Black holes are a mysterious field in science, one in which researchers often need to redefine their theories under the light of new discoveries. After decades of observational work, scientists have already agreed that there are supermassive black holes at the center of all massive galaxies. Until now, the most massive known black hole was in the galaxy Messier 87, with a mass of 6.3 billion solar masses. A recent study however, published in Nature this week, states the discovery of two black holes of nearly 10 billion solar masses.
The study, lead by Douglas O. Richstone of the department of astronomy at the University of Michigan, Ann Arbor, is based on an unusual procedure to predict black hole masses. Commonly, researchers extrapolate the correlations between black-hole mass and the stellar velocity dispersion or bulge luminosity of the host galaxy. This new study suggests that this may be useful for less massive elliptical galaxies but not for largest ones.

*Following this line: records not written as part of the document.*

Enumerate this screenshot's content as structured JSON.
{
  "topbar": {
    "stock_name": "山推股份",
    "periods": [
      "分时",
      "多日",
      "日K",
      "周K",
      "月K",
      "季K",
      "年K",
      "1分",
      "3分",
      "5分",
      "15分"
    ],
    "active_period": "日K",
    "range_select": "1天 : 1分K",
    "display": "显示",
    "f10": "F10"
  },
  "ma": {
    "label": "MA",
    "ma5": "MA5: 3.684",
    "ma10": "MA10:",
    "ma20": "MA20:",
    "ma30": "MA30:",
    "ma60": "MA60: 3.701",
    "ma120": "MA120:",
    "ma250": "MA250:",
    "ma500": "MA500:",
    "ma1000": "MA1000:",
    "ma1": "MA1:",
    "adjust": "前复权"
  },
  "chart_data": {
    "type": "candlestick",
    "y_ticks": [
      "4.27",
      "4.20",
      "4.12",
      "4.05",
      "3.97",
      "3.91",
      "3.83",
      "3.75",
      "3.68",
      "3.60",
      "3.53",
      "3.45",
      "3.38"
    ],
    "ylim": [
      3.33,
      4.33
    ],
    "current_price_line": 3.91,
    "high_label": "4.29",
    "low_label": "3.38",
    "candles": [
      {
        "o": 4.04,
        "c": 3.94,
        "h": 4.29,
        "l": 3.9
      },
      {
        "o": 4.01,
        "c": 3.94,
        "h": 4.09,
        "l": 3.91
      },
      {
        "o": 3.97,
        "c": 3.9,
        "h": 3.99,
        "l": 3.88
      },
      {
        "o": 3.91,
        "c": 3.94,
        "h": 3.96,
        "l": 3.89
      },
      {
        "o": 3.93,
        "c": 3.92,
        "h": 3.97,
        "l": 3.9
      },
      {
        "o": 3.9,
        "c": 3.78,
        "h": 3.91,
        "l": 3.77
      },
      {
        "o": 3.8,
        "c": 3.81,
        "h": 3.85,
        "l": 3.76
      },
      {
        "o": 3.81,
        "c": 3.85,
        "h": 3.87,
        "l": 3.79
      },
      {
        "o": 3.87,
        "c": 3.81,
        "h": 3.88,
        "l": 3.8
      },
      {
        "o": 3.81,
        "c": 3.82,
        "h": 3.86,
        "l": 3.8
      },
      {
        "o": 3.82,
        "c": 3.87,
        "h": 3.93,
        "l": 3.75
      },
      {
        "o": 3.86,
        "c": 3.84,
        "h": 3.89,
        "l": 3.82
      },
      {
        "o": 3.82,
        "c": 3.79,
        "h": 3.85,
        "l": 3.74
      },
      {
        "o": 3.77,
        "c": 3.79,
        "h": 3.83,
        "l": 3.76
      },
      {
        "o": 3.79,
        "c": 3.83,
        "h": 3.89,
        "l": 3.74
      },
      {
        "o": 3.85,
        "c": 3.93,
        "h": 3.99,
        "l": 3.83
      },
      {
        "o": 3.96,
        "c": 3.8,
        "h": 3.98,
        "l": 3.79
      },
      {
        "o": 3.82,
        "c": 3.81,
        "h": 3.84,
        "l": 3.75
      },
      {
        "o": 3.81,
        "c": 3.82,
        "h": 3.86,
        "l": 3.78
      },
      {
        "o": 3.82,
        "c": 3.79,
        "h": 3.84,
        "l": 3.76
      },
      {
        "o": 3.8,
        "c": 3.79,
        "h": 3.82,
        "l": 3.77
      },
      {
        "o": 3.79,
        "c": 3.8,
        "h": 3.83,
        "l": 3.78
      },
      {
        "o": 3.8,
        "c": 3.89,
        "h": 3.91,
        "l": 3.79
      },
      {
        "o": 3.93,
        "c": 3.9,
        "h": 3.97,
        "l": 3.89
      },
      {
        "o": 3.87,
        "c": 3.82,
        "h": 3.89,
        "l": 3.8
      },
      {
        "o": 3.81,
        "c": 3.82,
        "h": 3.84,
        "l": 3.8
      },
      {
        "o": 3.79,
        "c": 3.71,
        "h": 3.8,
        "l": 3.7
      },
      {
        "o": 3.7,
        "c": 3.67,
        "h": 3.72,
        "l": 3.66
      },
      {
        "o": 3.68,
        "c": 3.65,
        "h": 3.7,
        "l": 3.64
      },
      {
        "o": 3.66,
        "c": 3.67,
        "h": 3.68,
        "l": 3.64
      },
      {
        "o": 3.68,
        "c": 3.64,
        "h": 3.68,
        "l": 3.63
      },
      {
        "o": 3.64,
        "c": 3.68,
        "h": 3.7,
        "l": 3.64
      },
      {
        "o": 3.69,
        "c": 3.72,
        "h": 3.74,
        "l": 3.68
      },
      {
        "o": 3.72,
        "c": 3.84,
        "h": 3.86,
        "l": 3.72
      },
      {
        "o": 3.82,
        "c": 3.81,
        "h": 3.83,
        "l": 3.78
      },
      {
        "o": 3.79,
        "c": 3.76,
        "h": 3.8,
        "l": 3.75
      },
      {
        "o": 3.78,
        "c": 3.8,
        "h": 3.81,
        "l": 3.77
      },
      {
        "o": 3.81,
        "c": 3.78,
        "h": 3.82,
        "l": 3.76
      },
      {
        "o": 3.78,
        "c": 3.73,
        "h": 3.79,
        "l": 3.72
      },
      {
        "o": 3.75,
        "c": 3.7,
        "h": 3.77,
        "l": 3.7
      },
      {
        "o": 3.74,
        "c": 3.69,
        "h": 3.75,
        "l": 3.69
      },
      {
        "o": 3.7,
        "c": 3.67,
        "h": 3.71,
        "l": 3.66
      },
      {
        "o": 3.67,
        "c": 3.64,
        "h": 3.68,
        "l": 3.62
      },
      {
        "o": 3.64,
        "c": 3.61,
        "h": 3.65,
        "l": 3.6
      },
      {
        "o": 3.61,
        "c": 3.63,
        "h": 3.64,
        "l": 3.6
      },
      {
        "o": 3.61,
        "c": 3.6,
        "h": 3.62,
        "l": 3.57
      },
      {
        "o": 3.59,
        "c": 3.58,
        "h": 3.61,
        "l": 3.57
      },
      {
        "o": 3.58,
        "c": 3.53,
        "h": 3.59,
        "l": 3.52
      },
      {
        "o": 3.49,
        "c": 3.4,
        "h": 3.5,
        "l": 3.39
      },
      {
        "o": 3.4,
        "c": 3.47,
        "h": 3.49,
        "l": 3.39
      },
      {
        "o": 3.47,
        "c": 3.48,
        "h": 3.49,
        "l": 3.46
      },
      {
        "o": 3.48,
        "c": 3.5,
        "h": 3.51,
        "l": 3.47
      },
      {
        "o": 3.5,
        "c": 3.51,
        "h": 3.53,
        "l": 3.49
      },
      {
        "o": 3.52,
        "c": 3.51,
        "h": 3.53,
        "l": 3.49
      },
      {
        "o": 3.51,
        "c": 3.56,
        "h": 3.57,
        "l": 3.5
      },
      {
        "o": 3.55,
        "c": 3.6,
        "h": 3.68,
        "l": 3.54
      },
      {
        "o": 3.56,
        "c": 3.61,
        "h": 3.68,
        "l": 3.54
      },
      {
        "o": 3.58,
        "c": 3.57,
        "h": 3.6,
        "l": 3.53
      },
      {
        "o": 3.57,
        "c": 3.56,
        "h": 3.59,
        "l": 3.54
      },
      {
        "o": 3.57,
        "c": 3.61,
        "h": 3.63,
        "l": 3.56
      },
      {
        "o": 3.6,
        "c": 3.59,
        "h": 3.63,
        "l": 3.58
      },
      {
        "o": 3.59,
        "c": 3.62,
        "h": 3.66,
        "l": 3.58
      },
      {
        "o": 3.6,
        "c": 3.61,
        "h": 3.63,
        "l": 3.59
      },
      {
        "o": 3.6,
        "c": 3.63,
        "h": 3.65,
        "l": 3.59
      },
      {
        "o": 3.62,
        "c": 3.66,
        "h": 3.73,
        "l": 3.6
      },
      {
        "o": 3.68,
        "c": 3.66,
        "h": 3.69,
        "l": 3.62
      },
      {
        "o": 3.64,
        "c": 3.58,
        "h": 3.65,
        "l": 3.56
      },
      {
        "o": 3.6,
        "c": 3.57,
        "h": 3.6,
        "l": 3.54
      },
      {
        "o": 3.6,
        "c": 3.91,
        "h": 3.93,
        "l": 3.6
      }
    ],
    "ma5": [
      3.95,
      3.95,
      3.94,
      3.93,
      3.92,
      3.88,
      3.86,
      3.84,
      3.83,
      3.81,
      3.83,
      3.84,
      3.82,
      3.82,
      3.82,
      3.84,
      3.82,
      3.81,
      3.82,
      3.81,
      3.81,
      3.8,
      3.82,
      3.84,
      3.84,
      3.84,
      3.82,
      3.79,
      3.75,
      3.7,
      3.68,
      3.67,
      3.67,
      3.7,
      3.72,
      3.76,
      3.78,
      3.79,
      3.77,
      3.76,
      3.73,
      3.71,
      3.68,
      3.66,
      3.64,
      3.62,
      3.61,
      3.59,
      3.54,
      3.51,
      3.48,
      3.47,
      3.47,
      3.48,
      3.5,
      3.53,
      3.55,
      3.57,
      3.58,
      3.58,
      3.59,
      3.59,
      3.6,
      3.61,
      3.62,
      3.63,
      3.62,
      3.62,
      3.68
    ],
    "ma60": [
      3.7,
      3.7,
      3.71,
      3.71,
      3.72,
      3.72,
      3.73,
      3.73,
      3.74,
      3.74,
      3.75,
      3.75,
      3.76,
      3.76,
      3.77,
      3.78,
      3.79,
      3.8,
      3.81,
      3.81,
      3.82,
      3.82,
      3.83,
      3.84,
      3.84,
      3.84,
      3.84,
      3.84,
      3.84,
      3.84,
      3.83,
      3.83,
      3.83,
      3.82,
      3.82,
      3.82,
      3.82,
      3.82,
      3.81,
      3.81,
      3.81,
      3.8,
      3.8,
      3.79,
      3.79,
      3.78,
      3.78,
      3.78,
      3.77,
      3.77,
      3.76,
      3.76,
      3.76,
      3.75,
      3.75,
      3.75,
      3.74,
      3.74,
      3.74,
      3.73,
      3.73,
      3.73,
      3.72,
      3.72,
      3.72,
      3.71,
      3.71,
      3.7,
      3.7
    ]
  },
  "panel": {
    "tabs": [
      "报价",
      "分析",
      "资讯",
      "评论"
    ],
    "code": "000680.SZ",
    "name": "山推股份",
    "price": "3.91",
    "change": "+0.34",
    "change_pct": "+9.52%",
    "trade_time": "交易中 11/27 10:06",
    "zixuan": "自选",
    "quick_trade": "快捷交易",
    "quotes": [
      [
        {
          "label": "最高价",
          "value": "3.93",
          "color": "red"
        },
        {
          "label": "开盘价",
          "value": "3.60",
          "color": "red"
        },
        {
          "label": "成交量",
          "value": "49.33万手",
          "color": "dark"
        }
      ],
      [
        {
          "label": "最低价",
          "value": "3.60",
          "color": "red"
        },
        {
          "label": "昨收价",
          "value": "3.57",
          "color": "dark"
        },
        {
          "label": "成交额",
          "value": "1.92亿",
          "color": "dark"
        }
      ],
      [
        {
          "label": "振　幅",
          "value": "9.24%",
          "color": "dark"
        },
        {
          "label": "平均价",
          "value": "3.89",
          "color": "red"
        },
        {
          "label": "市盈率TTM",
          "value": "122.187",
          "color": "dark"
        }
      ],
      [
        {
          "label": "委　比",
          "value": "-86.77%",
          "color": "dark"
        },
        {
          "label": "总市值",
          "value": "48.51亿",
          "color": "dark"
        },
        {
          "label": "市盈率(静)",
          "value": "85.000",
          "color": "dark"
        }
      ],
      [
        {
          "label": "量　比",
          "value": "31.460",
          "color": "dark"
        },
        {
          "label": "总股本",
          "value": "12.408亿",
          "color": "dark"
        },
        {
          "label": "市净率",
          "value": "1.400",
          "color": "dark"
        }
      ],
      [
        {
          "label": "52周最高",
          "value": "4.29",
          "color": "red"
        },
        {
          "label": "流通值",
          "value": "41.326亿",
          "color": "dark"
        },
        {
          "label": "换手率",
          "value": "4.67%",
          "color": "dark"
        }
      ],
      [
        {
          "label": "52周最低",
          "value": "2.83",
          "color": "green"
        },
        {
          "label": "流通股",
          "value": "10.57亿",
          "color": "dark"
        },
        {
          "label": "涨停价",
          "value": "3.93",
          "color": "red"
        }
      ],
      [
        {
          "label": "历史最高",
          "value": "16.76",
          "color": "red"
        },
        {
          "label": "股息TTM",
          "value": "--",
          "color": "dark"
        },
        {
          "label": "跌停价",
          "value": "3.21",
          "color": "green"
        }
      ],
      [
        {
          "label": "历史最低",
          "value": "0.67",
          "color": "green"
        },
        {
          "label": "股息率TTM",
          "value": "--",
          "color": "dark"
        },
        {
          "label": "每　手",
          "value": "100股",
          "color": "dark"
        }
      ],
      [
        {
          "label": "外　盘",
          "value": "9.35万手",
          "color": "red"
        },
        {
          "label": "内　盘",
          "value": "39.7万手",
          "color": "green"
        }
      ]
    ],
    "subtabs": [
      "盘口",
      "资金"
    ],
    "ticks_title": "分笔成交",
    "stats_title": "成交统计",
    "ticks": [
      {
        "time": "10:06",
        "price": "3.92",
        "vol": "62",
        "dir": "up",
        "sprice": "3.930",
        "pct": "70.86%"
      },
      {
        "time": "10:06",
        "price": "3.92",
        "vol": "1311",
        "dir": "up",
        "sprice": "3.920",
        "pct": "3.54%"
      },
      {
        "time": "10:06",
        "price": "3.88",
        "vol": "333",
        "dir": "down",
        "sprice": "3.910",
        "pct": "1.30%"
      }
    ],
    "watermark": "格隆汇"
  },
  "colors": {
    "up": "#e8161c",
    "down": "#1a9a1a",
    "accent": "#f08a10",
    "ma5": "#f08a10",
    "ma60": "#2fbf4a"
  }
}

In this case, they obtained the data using two ground-telescopes, the Gemini North and Keck 2, in Hawaii, and the NASA Hubble Space Telescope. This way they were able to discover a black hole of 9.7 billion solar mass at the center of the galaxy NGC 3842 (at a distance from Earth of 98 megaparsecs), along with another one of comparable or greater mass in the galaxy NGC 4889 (at a distance of 103 megaparsecs).
The new approach to predicting black holes along with improvements in the equipment used will bring the detection of black holes in more distant galaxies and, probably, some light on how they could form. In the meanwhile, sci-fi authors will keep fuelling our imagination.
Nicholas J. McConnell, Chung-Pei Ma, Karl Gebhardt, Shelley A. Wright, Jeremy D. Murphy, Tod R. Lauer, James R. Graham, & Douglas O. Richston (2011). Two ten-billion-solar-mass black holes at the
centres of giant elliptical galaxies Nature : 10.1038/nature1063